[[ INPUT DATA, beginning ]]

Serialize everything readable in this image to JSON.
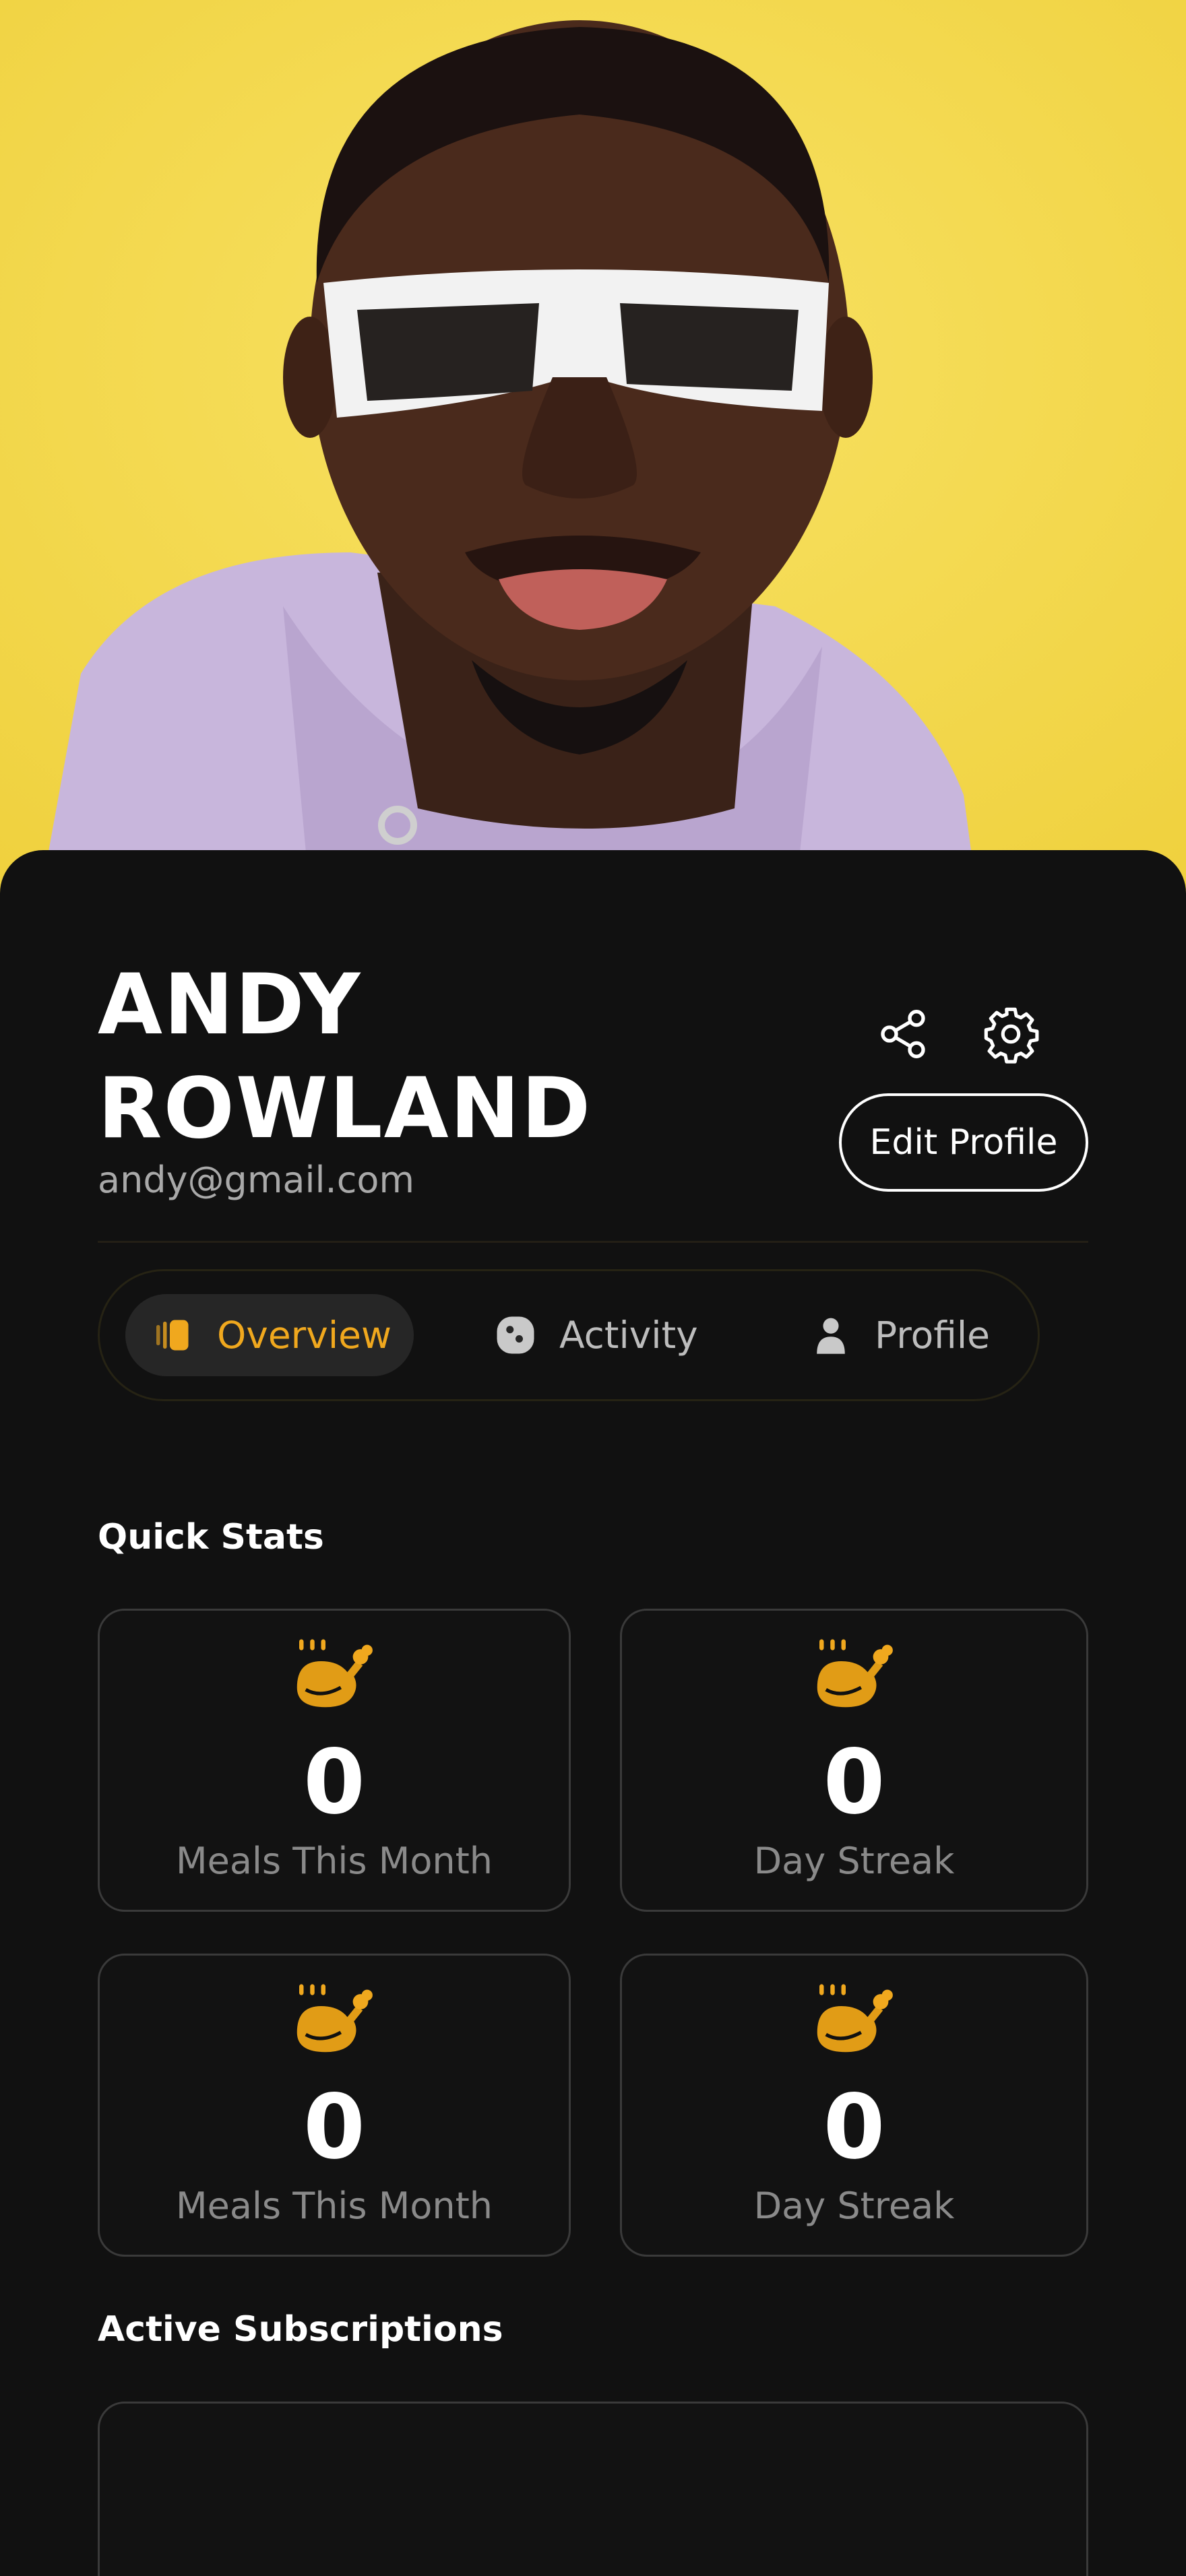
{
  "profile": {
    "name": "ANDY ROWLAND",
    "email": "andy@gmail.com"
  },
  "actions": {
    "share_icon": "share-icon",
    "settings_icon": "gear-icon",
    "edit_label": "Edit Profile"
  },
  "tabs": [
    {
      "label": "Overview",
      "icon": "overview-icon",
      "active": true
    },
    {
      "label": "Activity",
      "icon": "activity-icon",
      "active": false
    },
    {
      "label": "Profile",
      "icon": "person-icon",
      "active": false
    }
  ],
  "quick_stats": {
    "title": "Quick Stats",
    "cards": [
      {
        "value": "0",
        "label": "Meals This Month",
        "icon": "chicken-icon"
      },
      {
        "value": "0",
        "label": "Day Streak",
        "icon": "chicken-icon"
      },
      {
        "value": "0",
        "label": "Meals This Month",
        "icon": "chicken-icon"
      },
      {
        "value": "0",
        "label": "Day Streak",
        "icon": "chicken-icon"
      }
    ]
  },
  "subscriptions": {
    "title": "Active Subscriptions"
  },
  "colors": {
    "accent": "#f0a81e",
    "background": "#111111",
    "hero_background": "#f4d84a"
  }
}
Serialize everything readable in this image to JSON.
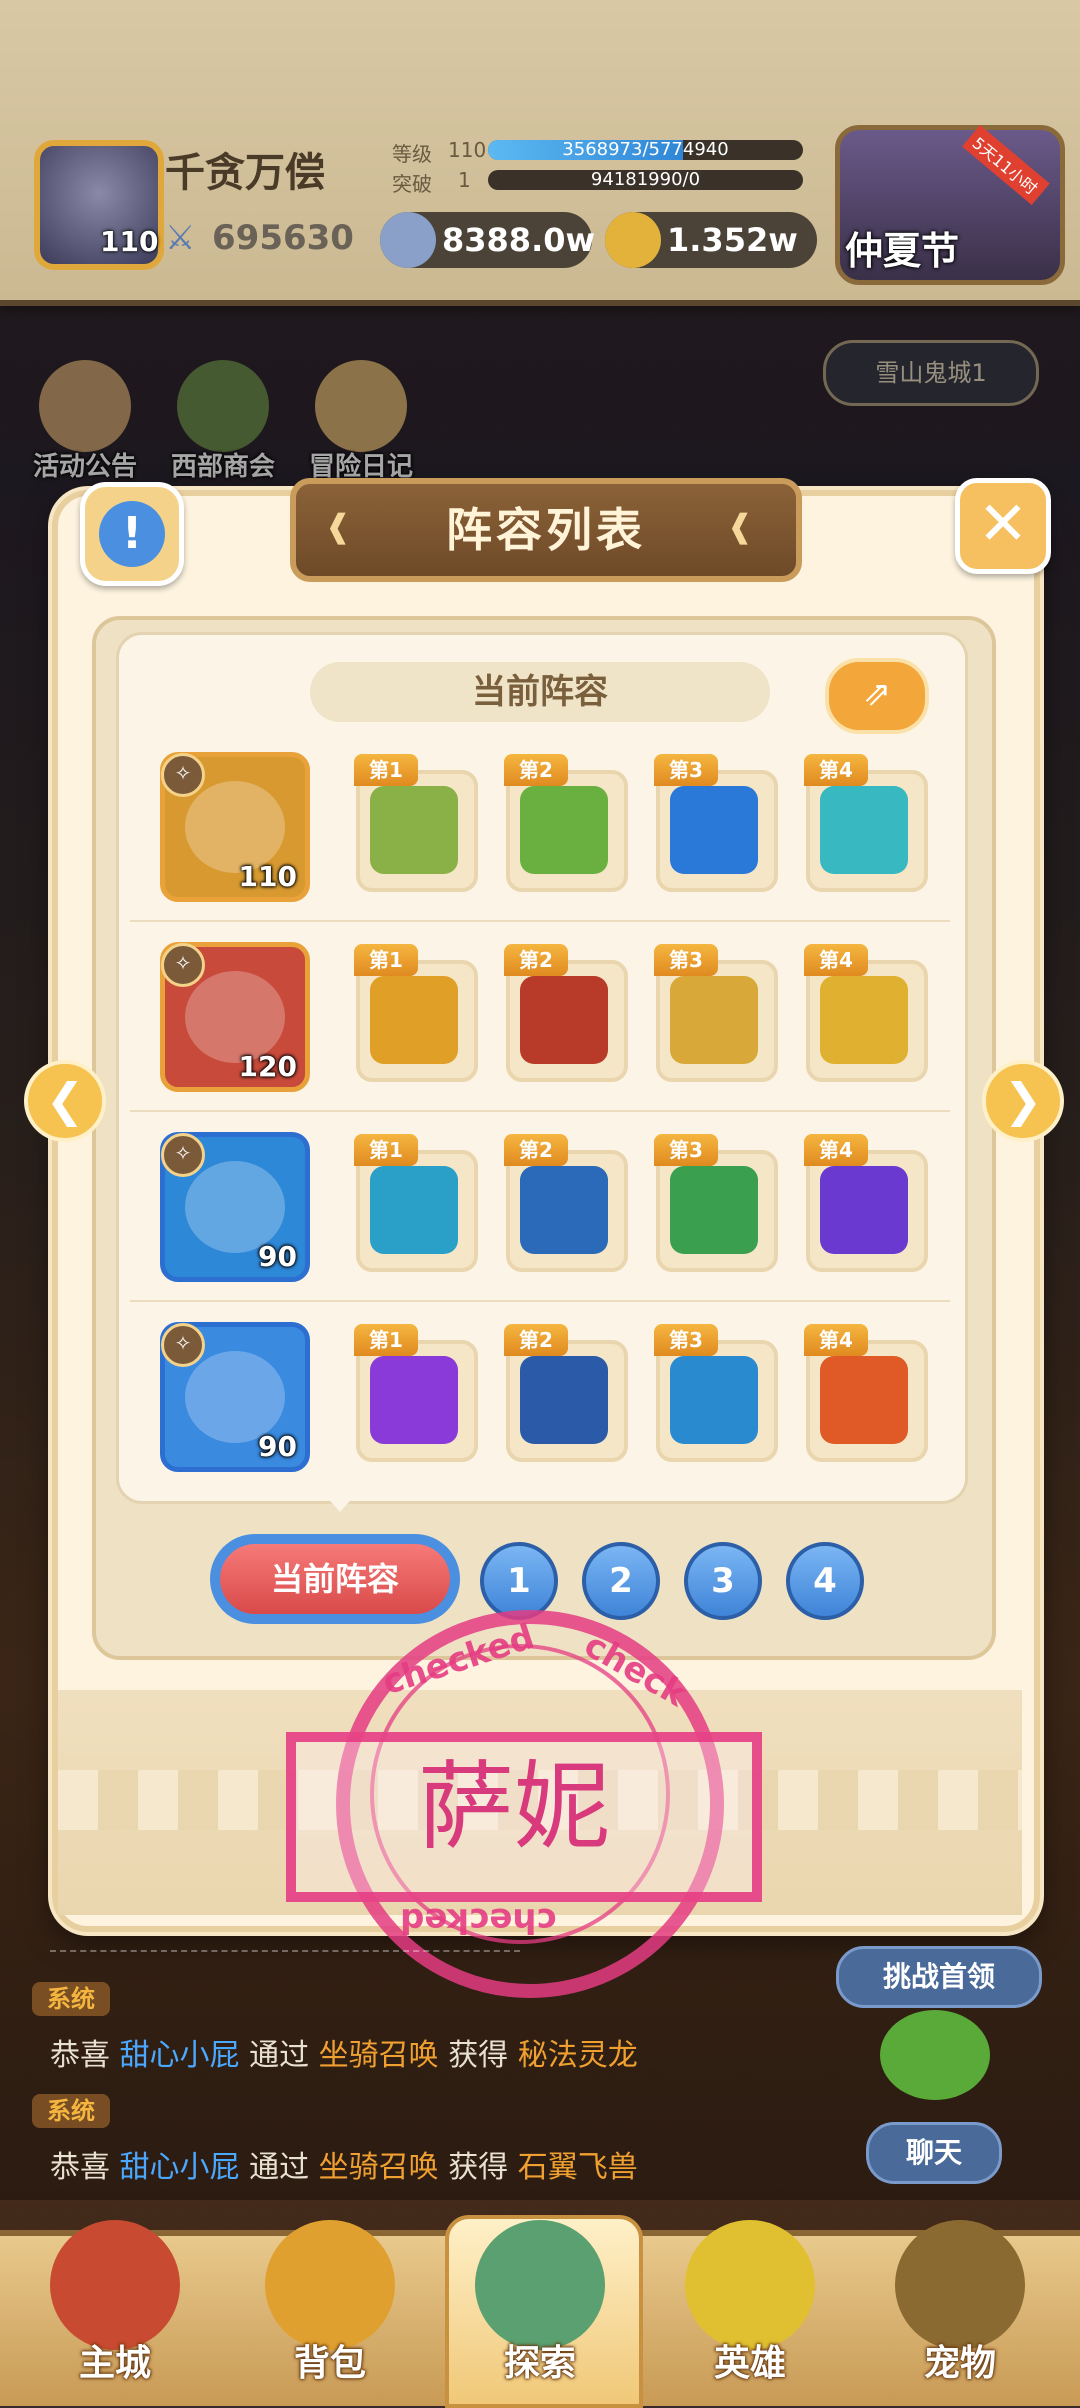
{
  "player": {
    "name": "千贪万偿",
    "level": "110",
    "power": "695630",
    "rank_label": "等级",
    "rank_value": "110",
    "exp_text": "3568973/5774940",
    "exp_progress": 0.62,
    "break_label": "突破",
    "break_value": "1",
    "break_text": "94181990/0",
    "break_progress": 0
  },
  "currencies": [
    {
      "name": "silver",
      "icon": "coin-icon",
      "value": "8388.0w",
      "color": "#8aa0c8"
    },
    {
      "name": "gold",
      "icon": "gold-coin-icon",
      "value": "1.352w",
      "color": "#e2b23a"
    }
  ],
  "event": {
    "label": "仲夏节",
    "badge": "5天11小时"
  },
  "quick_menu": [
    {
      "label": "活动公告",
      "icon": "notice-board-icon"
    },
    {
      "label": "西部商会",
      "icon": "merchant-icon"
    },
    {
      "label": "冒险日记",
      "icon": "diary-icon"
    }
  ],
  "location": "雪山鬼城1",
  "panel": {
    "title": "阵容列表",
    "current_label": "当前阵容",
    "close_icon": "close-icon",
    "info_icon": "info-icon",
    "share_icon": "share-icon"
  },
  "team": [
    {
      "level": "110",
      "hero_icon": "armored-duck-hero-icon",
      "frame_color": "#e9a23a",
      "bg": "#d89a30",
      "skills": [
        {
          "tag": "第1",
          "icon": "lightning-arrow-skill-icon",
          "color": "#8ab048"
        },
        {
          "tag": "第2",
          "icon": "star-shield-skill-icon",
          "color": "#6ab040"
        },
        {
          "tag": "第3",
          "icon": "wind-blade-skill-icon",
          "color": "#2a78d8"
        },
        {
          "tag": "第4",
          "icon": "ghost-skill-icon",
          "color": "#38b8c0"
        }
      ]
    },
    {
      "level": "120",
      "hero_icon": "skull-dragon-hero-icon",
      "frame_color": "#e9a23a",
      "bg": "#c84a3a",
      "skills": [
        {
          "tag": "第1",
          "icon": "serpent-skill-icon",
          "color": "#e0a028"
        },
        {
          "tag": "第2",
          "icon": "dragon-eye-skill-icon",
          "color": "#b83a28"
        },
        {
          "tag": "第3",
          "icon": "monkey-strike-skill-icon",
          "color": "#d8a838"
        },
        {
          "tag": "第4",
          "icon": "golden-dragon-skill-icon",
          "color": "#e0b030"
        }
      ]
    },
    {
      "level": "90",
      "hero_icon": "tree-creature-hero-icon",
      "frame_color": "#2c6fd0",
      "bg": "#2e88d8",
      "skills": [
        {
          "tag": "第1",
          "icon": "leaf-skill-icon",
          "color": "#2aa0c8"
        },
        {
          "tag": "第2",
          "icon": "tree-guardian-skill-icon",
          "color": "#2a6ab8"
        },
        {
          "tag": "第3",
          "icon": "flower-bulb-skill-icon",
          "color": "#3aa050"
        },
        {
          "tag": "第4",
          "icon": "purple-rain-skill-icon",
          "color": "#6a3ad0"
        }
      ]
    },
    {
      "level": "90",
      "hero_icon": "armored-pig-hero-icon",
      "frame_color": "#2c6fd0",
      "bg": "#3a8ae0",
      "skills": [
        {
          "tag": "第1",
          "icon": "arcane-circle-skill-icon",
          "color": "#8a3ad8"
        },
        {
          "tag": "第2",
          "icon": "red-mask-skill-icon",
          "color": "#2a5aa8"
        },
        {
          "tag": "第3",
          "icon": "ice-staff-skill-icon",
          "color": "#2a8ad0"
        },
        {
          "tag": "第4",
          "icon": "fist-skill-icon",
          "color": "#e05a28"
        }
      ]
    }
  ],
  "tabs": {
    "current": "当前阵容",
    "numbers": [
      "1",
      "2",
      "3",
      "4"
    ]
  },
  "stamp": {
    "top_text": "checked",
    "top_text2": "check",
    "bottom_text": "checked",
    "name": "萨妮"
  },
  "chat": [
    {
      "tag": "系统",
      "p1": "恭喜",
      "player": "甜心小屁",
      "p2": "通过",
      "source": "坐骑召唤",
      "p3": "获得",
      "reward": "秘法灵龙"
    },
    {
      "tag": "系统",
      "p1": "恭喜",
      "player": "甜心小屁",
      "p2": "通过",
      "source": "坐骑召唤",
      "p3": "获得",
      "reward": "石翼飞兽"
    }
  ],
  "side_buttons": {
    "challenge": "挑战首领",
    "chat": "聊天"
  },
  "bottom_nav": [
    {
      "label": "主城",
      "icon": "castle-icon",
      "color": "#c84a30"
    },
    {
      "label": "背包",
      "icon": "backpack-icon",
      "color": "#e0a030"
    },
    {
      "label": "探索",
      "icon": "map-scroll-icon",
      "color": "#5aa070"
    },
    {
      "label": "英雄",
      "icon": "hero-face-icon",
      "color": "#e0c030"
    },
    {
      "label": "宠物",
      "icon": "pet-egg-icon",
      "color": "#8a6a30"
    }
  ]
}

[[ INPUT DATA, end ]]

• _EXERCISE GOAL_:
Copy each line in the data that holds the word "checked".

• _RESULT OF THIS EXERCISE_:
    "top_text": "checked",
    "bottom_text": "checked",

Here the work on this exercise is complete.